- Assignment -
The entries are to be repeated exactly, with all pictures omitted.

- Entries shown -

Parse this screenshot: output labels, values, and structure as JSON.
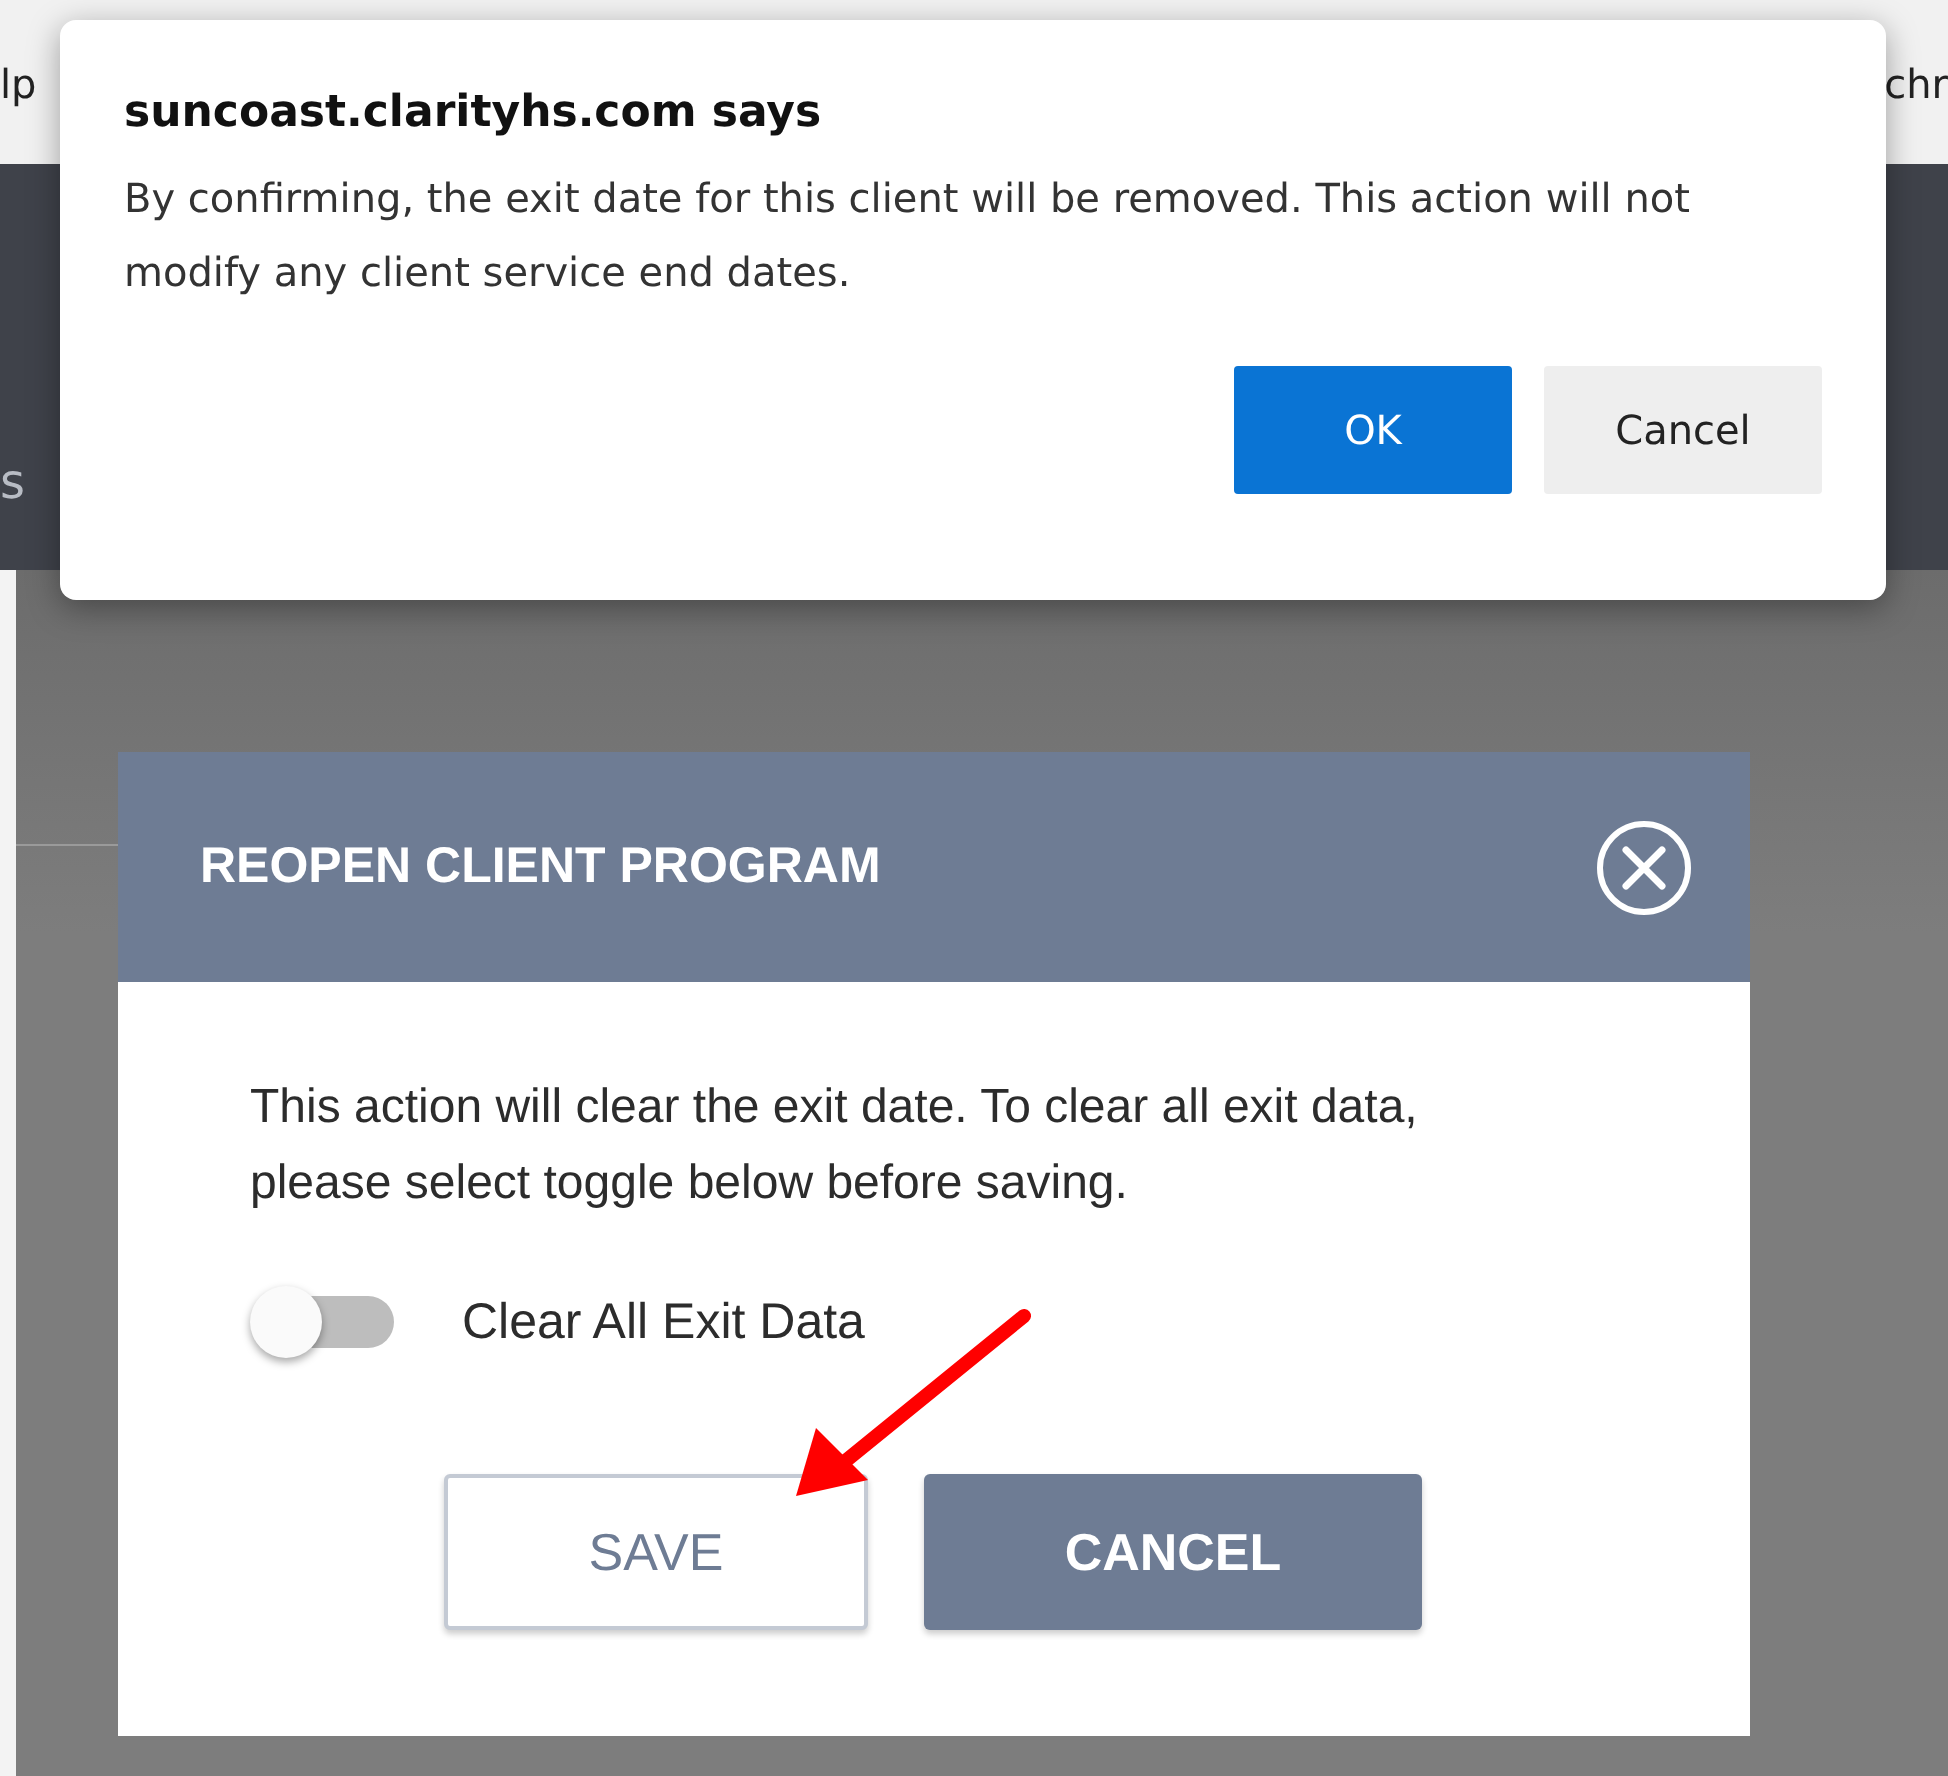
{
  "background": {
    "menu_left": "lp",
    "menu_right": "chr",
    "header_fragment": "s"
  },
  "alert": {
    "title": "suncoast.clarityhs.com says",
    "message": "By confirming, the exit date for this client will be removed. This action will not modify any client service end dates.",
    "buttons": [
      {
        "label": "OK",
        "kind": "primary"
      },
      {
        "label": "Cancel",
        "kind": "secondary"
      }
    ]
  },
  "modal": {
    "title": "REOPEN CLIENT PROGRAM",
    "message": "This action will clear the exit date. To clear all exit data, please select toggle below before saving.",
    "toggle": {
      "label": "Clear All Exit Data",
      "on": false
    },
    "buttons": [
      {
        "label": "SAVE",
        "kind": "outline"
      },
      {
        "label": "CANCEL",
        "kind": "filled"
      }
    ]
  }
}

- Response to the task -
Parse this screenshot: output labels, values, and structure as JSON.
{
  "background": {
    "menu_left": "lp",
    "menu_right": "chr",
    "header_fragment": "s"
  },
  "alert": {
    "title": "suncoast.clarityhs.com says",
    "message": "By confirming, the exit date for this client will be removed. This action will not modify any client service end dates.",
    "buttons": [
      {
        "label": "OK",
        "kind": "primary"
      },
      {
        "label": "Cancel",
        "kind": "secondary"
      }
    ]
  },
  "modal": {
    "title": "REOPEN CLIENT PROGRAM",
    "message": "This action will clear the exit date. To clear all exit data, please select toggle below before saving.",
    "toggle": {
      "label": "Clear All Exit Data",
      "on": false
    },
    "buttons": [
      {
        "label": "SAVE",
        "kind": "outline"
      },
      {
        "label": "CANCEL",
        "kind": "filled"
      }
    ]
  }
}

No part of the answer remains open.